> **Directions for this task**: Upon reaching the line containing "Enumerate this screenshot's", output that line and all remaining lines exactly, through the end of the entries, and output nothing before it.

(Web page and app entries)
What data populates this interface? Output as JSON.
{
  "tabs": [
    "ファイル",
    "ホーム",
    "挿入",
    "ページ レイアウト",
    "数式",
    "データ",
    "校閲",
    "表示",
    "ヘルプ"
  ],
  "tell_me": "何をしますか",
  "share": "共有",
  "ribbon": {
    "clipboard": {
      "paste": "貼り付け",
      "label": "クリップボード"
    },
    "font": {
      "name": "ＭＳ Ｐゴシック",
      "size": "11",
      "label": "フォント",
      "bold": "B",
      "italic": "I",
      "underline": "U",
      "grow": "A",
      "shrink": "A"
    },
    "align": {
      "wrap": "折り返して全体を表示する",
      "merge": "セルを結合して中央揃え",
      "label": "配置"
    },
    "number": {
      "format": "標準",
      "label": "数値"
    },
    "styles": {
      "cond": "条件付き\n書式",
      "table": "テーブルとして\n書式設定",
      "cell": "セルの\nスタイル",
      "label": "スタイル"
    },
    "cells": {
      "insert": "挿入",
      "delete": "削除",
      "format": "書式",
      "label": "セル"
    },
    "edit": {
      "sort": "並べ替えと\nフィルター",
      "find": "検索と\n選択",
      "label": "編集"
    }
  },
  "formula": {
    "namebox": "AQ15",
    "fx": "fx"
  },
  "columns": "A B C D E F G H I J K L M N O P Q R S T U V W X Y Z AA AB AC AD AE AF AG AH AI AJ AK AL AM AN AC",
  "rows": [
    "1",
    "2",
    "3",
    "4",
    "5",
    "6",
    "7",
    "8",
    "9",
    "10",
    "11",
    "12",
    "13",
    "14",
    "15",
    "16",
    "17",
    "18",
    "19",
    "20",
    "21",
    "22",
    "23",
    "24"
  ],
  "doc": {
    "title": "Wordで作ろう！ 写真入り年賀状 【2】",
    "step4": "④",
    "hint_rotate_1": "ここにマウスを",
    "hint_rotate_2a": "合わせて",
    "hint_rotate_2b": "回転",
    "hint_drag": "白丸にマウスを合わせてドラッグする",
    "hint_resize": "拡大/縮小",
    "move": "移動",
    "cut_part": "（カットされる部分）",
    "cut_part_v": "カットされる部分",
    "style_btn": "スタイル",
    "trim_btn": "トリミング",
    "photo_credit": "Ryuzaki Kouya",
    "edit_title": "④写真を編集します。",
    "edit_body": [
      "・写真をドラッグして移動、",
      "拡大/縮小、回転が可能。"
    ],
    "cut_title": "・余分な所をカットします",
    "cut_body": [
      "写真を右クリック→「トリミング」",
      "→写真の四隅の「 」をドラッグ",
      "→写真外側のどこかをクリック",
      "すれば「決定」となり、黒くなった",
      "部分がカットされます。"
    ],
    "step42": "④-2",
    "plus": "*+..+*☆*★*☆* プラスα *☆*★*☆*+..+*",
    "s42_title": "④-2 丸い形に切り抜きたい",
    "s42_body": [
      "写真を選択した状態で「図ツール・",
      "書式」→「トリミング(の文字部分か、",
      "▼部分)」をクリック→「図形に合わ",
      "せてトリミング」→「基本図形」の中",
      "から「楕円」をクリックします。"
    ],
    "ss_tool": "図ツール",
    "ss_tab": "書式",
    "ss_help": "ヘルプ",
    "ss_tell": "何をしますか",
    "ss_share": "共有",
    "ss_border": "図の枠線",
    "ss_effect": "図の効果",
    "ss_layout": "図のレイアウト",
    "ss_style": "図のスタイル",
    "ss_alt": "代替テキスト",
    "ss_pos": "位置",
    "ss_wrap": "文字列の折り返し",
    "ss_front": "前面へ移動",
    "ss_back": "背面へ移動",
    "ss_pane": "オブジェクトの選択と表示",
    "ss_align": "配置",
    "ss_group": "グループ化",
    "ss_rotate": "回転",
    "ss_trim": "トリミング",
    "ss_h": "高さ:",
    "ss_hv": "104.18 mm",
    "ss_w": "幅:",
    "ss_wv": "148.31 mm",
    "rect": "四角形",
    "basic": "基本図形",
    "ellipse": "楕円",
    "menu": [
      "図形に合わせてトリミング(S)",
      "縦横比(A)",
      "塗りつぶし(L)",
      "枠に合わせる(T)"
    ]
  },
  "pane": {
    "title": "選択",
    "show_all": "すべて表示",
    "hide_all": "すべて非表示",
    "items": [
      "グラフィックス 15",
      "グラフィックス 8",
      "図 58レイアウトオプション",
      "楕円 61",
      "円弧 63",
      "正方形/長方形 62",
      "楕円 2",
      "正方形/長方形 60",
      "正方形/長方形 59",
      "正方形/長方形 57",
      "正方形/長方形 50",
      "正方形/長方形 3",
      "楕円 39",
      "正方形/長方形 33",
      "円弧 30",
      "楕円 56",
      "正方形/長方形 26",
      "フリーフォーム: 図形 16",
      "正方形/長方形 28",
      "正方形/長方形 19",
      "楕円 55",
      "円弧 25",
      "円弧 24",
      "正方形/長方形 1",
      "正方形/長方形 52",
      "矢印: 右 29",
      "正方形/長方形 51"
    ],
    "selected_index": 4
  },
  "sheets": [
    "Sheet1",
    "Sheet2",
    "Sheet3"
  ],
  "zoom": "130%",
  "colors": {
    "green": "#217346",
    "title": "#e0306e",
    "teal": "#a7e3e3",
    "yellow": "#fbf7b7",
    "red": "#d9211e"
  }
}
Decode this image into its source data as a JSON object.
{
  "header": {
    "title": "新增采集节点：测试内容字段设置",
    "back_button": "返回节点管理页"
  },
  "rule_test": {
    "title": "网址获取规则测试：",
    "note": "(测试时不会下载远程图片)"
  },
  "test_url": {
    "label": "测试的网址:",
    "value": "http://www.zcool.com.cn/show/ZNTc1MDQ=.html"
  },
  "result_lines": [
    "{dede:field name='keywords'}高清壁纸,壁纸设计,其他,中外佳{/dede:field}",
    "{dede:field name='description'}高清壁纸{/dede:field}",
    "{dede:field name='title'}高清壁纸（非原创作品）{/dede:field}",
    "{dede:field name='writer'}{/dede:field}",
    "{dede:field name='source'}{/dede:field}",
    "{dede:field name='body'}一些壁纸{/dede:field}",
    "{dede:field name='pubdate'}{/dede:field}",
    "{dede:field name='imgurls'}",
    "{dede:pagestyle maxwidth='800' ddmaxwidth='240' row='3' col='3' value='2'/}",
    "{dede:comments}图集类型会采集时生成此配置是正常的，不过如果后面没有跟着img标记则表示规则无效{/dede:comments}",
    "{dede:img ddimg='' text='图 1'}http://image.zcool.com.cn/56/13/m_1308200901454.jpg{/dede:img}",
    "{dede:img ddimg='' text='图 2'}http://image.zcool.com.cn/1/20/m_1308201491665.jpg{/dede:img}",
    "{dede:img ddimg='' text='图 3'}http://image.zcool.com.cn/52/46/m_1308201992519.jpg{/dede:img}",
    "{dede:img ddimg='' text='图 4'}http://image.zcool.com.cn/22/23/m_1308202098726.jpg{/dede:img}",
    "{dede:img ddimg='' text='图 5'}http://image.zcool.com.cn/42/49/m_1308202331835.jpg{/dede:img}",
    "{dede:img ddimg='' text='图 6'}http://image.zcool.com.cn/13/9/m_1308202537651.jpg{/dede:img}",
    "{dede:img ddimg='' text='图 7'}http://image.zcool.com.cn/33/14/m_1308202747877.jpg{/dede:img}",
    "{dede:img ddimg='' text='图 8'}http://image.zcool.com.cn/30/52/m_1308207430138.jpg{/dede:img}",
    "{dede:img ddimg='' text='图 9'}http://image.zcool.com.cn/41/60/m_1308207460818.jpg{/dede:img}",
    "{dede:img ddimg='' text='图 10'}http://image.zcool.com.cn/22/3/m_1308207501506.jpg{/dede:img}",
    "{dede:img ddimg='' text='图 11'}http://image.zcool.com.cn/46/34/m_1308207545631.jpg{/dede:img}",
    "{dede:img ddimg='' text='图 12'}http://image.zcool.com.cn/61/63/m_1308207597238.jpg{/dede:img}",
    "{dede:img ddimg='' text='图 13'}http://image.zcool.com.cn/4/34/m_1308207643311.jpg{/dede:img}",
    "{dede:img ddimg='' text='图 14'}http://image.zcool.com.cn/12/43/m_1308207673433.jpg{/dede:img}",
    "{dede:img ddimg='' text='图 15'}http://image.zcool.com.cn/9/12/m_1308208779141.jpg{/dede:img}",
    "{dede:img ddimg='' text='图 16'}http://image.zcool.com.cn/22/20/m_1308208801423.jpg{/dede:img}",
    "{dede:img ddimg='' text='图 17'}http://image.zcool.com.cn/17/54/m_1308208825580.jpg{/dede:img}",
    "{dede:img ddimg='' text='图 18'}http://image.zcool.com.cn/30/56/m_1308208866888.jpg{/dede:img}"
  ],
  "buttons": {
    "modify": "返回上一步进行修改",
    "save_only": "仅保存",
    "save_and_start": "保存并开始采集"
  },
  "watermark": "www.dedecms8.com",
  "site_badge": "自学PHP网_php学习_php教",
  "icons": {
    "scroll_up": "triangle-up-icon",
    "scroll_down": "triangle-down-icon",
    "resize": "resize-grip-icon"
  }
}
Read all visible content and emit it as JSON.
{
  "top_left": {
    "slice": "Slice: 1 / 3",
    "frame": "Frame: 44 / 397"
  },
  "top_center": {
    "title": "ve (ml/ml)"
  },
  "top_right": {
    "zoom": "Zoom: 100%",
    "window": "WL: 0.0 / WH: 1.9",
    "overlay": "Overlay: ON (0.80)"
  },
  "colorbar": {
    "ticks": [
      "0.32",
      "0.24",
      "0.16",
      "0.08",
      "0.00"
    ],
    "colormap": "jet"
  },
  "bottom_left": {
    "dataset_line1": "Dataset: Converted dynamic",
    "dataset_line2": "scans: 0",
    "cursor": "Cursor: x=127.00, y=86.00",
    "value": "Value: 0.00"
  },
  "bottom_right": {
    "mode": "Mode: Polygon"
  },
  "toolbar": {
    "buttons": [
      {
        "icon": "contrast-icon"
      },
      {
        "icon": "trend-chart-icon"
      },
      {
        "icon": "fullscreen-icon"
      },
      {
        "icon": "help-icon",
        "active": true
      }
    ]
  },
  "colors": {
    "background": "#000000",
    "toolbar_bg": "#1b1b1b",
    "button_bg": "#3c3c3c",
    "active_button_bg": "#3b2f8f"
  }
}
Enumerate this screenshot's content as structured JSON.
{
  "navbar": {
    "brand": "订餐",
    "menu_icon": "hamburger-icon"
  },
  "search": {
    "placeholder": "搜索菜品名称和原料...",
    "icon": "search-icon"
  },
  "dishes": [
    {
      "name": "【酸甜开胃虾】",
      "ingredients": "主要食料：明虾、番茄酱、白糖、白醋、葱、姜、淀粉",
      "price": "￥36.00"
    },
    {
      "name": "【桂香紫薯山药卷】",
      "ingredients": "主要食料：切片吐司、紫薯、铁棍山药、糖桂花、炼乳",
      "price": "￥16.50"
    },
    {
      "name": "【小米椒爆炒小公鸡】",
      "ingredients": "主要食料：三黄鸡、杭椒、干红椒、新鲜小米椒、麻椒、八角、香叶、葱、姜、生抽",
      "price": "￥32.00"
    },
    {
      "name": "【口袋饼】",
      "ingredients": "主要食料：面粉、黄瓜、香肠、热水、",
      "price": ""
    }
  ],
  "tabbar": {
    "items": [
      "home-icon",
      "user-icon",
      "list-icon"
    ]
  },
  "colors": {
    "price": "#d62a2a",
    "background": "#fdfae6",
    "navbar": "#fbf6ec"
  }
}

> **Exercise answer**:
Enumerate this screenshot's content as structured JSON.
{
  "navbar": {
    "brand": "订餐",
    "menu_icon": "hamburger-icon"
  },
  "search": {
    "placeholder": "搜索菜品名称和原料...",
    "icon": "search-icon"
  },
  "dishes": [
    {
      "name": "【酸甜开胃虾】",
      "ingredients": "主要食料：明虾、番茄酱、白糖、白醋、葱、姜、淀粉",
      "price": "￥36.00"
    },
    {
      "name": "【桂香紫薯山药卷】",
      "ingredients": "主要食料：切片吐司、紫薯、铁棍山药、糖桂花、炼乳",
      "price": "￥16.50"
    },
    {
      "name": "【小米椒爆炒小公鸡】",
      "ingredients": "主要食料：三黄鸡、杭椒、干红椒、新鲜小米椒、麻椒、八角、香叶、葱、姜、生抽",
      "price": "￥32.00"
    },
    {
      "name": "【口袋饼】",
      "ingredients": "主要食料：面粉、黄瓜、香肠、热水、",
      "price": ""
    }
  ],
  "tabbar": {
    "items": [
      "home-icon",
      "user-icon",
      "list-icon"
    ]
  },
  "colors": {
    "price": "#d62a2a",
    "background": "#fdfae6",
    "navbar": "#fbf6ec"
  }
}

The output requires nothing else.